Welcome back to BookTasty!
I loved participating in the 2012 Debut Author Challenge. It introduced me to new authors like Shelley Coriell and their debut books, like Welcome, Caller, This is Chloe.
Big-hearted Chloe Camden is the queen of her universe until her best friend shreds her reputation and her school counselor axes her junior independent study project. Chloe is forced to take on a meaningful project in order to pass, and so she joins her school’s struggling radio station, where the other students don’t find her too queenly. Ostracized by her former BFs and struggling with her beloved Grams’s mental deterioration, lonely Chloe ends up hosting a call-in show that gets the station much-needed publicity and, in the end, trouble.
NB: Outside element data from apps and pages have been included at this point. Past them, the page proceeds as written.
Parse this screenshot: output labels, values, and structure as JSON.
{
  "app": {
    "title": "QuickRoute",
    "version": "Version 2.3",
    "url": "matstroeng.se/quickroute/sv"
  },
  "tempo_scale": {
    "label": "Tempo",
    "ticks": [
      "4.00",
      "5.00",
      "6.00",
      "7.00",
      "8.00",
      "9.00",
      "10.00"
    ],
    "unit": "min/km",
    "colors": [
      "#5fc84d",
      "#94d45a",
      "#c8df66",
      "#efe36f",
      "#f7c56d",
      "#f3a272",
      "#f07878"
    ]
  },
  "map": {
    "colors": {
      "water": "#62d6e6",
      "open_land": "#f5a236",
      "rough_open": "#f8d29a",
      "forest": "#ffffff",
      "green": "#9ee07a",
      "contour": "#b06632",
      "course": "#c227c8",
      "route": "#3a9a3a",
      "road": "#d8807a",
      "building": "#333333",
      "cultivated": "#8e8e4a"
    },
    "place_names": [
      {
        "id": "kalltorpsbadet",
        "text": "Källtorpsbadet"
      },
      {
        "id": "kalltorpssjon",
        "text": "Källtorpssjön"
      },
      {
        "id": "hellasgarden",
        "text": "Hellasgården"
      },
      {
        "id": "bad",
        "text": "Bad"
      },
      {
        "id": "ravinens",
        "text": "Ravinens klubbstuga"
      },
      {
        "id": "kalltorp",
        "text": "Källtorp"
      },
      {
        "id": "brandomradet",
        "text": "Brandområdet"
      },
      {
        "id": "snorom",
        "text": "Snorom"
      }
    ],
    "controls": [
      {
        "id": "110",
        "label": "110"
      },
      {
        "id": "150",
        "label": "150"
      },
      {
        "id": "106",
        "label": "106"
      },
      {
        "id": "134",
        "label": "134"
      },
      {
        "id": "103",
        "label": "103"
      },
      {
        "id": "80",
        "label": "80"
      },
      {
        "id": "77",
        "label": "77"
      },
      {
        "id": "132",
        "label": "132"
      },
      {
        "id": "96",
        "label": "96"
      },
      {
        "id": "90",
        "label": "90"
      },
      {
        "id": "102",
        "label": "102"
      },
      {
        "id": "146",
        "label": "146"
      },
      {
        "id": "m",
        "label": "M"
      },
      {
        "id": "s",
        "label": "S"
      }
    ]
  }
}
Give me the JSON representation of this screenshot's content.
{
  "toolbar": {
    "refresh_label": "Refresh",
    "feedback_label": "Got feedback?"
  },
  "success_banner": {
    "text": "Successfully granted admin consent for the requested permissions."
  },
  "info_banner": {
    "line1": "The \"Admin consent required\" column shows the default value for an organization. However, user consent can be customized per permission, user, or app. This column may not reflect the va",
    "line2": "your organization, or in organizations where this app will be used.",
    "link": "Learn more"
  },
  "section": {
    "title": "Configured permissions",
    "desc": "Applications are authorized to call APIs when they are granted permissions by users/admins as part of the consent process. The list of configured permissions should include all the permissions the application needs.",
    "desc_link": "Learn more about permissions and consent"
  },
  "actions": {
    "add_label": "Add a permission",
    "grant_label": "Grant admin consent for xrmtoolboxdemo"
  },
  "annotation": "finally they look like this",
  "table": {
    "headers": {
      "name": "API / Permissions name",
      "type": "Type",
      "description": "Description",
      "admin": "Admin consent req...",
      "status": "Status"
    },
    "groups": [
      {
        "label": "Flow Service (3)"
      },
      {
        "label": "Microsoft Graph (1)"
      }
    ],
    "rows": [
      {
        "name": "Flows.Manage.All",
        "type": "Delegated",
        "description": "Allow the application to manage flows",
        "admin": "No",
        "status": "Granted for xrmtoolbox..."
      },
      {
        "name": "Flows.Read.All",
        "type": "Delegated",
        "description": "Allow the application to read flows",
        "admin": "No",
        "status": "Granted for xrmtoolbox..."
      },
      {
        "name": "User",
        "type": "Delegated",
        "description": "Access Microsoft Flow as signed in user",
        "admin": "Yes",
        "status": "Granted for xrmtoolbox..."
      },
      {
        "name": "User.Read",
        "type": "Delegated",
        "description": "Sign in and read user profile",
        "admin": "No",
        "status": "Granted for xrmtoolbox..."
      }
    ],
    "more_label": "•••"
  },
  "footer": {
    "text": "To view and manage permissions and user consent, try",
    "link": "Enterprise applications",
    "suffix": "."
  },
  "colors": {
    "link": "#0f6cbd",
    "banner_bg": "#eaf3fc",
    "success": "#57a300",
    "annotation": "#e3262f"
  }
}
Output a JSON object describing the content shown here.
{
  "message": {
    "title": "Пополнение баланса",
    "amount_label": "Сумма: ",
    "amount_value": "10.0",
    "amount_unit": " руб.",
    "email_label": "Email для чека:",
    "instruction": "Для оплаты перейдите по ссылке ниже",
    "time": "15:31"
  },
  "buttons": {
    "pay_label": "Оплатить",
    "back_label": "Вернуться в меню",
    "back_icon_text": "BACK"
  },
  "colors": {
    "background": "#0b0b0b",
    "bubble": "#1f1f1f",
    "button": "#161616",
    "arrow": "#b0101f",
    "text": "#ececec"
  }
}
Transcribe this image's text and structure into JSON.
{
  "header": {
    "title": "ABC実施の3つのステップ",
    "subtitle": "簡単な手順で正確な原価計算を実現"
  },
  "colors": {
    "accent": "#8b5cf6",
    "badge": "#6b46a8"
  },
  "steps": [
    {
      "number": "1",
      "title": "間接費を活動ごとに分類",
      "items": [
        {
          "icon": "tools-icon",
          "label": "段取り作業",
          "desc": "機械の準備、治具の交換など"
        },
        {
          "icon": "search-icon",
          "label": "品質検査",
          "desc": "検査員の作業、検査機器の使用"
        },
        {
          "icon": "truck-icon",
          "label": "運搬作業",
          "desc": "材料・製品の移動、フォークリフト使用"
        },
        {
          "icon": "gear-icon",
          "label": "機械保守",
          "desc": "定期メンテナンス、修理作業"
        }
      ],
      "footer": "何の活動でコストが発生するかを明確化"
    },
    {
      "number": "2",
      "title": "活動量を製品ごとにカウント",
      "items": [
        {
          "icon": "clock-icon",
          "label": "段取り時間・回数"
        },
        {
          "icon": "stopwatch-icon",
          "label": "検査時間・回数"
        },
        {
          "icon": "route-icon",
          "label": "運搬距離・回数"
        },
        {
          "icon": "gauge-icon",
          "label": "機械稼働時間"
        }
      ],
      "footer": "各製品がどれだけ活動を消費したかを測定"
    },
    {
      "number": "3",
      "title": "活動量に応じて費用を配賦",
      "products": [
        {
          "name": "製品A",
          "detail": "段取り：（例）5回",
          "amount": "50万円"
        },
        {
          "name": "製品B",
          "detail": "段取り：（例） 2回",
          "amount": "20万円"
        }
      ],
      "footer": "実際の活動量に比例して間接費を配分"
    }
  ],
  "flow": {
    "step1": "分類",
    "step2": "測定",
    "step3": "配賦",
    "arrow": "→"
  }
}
She also befriends radio techie and loner Duncan Moore, a quiet soul with a romantic heart. On and off the air, Chloe faces her loneliness and helps others find the fun and joy in everyday life. Readers will fall in love with Chloe as she falls in love with the radio station and the misfits who call it home.
This debut novel was charming, just like Chloe herself. It was a fun story about pushing through hard times and about being there for those you care about. The book starts out lighthearted and fun but takes a twist for the more serious.
Chloe, although charming is also blind to the reality of life around her. She doesn’t realize that some people really do have real struggles that you can’t completely wipe away with a game or laughter. Seeing Chloe like this at the start of the novel you can understand why Chloe’s friends ditched her the way they did (although in my opinion that’s not the way to deal with your friendships so I’m not excusing them). I completely connected to Chloe with the whole friendship and relationship struggles as I dealt with situations that are almost exactly like Chloe’s in middle and high school. I know exactly what it feels like to not be allowed at the usual lunch table or to have rude (and blatantly untrue) things written about you in the bathroom. High school girls are mean.
Despite all this social junk (and family junk because Chloe is dealing with that, too) Chloe matures a lot throughout the story. She not only learns how to be on her own and experience solitude, and she also learns how to just be okay in the sadness and confusion that life sometimes brings. But Chloe also learns what it means to be there for others in those difficult times. Like the book, Chloe’s story starts out fun and lighthearted but takes a turn for the more serious. She is a better balance of these two sides in the end.
I don’t know if Welcome Caller, This is Chloe is standalone or not, but I would love to read more about Chloe, Duncan and the staff at 88.8. This book was a really good read and recommend it to middle grades and high school readers as well as those who are older (like me!).